Input and Output¶
To get the exercises repository for modules 4-6, click here.
In this unit we will learn how to write code such that we can better interact with our users. Computers are very different from humans, especially in the way that they communication information. The study of how humans and computers interface with each other is called Human Computer Interaction, a major area of study within the field of computer science.
In this module, we will use an application programming interface to produce output that is more friendly to humans, specifically we will be drawing pictures and animations which can be used to convey all kinds of fun ideas to our fellow humans (but remain rather boring blocks of code to our helpful computer friends). Application programming interfaces are useful because they allow us to focus on the big picture and ignore details that we don’t necessarily need to know or care about.
Before we take a look at a graphics API, let’s look at an API that we are already familiar with for reading text:
Scanner: A Text API¶
You are already familiar with using
Scanner to read in values from the keyboard, it is one of the first things you
were shown in the first module. You have probably also noticed that there are lots of other things that Scanner can do
that we haven’t used yet.
Take a look at the API for
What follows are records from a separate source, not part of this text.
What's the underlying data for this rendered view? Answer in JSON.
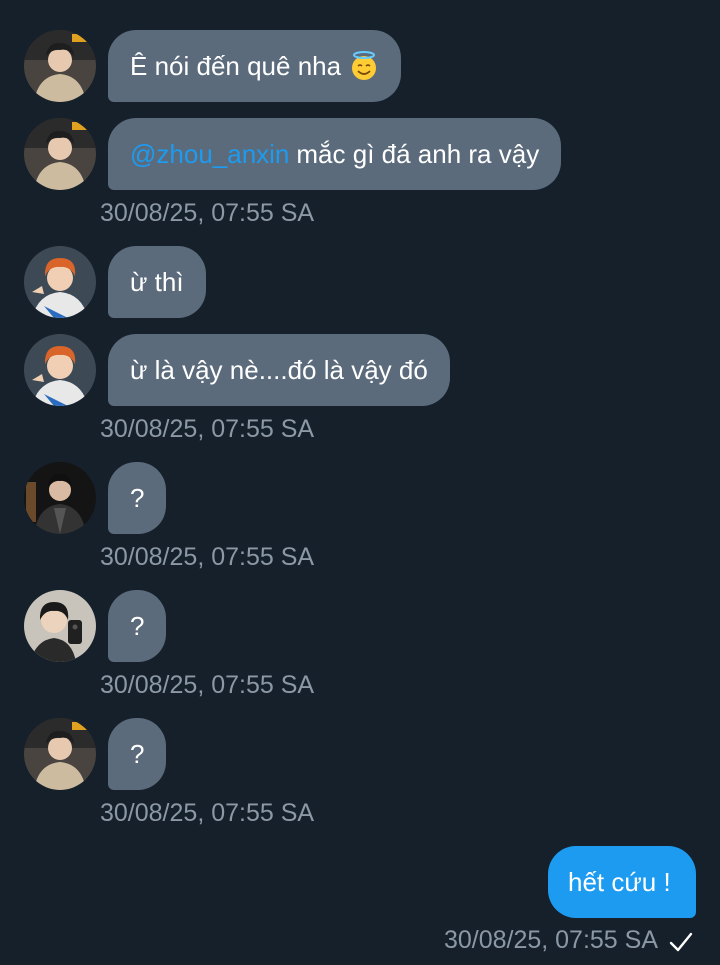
{
  "messages": [
    {
      "sender_avatar": "avatar-boy-beige-jacket",
      "mention": "",
      "text": "Ê nói đến quê nha",
      "emoji": "smiling-face-with-halo-icon"
    },
    {
      "sender_avatar": "avatar-boy-beige-jacket",
      "mention": "@zhou_anxin",
      "text": "mắc gì đá anh ra vậy"
    },
    {
      "sender_avatar": "avatar-orange-hair",
      "mention": "",
      "text": "ừ thì"
    },
    {
      "sender_avatar": "avatar-orange-hair",
      "mention": "",
      "text": "ừ là vậy nè....đó là vậy đó"
    },
    {
      "sender_avatar": "avatar-dark-jacket",
      "mention": "",
      "text": "?"
    },
    {
      "sender_avatar": "avatar-mirror-selfie",
      "mention": "",
      "text": "?"
    },
    {
      "sender_avatar": "avatar-boy-beige-jacket",
      "mention": "",
      "text": "?"
    }
  ],
  "timestamps": [
    "30/08/25, 07:55 SA",
    "30/08/25, 07:55 SA",
    "30/08/25, 07:55 SA",
    "30/08/25, 07:55 SA",
    "30/08/25, 07:55 SA"
  ],
  "outgoing": {
    "text": "hết cứu !",
    "timestamp": "30/08/25, 07:55 SA",
    "status_icon": "sent-check-icon"
  },
  "colors": {
    "background": "#15202b",
    "incoming_bubble": "#5b6b7b",
    "outgoing_bubble": "#1d9bf0",
    "mention": "#1d9bf0",
    "timestamp": "#8b98a5"
  }
}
Scanner. This is the official Java documentation and lists everything that Scanner can do. In particular, take a look
at the list of methods. You’ll see some familiar methods on there like nextInt(). You’ll see some other methods on there that may look new and confusing.
You can click on one to be taken to a more detailed description, but don’t worry about it if you don’t understand everything that you’re looking at, that isn’t
really the point.
The idea behind using an API is that we can find some code that helps us perform some action and use that code without necessarily needing to understand how it works. For example, when you use nextInt() there’s a lot going on to retrieve the integer that user typed in, but all we really care about is getting that integer into our code. Let’s take a look at the API section for nextInt():
This part of the API shows us what input the method requires to run (in this case nothing, since there’s nothing in the parentheses), as well as what the method will output or “return” to us (in this case an int, the one that was typed in by the user). This tells you, the programmer, that you could use it in a line of code like this:
int sticks = in.nextInt();
This is a very powerful idea: a very complex method can be described very simply in terms of its inputs and outputs, allowing code to be shared and used more widely and freely.
A Note about Files¶
The following exercise as well as many of the exercises and assignments coming up require you to read data from files. Just like
Scanner, there is a File API that can be used
to interact with files on your computer. You’ll see the first example of this in the following exercise.
Scanner, you are not responsible for knowing how to use Files or understanding how that code works for this course. You’re welcome to ignore it for now, though TAs and the instructor will be happy to answer any questions you may have about how the code works.
Take a look at the
Stats.java program. You’ll notice that it first allows the user to select a file that contains doubles. It then reads in these doubles and prints them out one at a time.
It does this using a new method,
hasNextDouble(). Using the provided code and the Scanner API, make sure you understand how this method is being used.
Modify the given code to find the maximum, minimum, average, and count of all of the values read in from the file.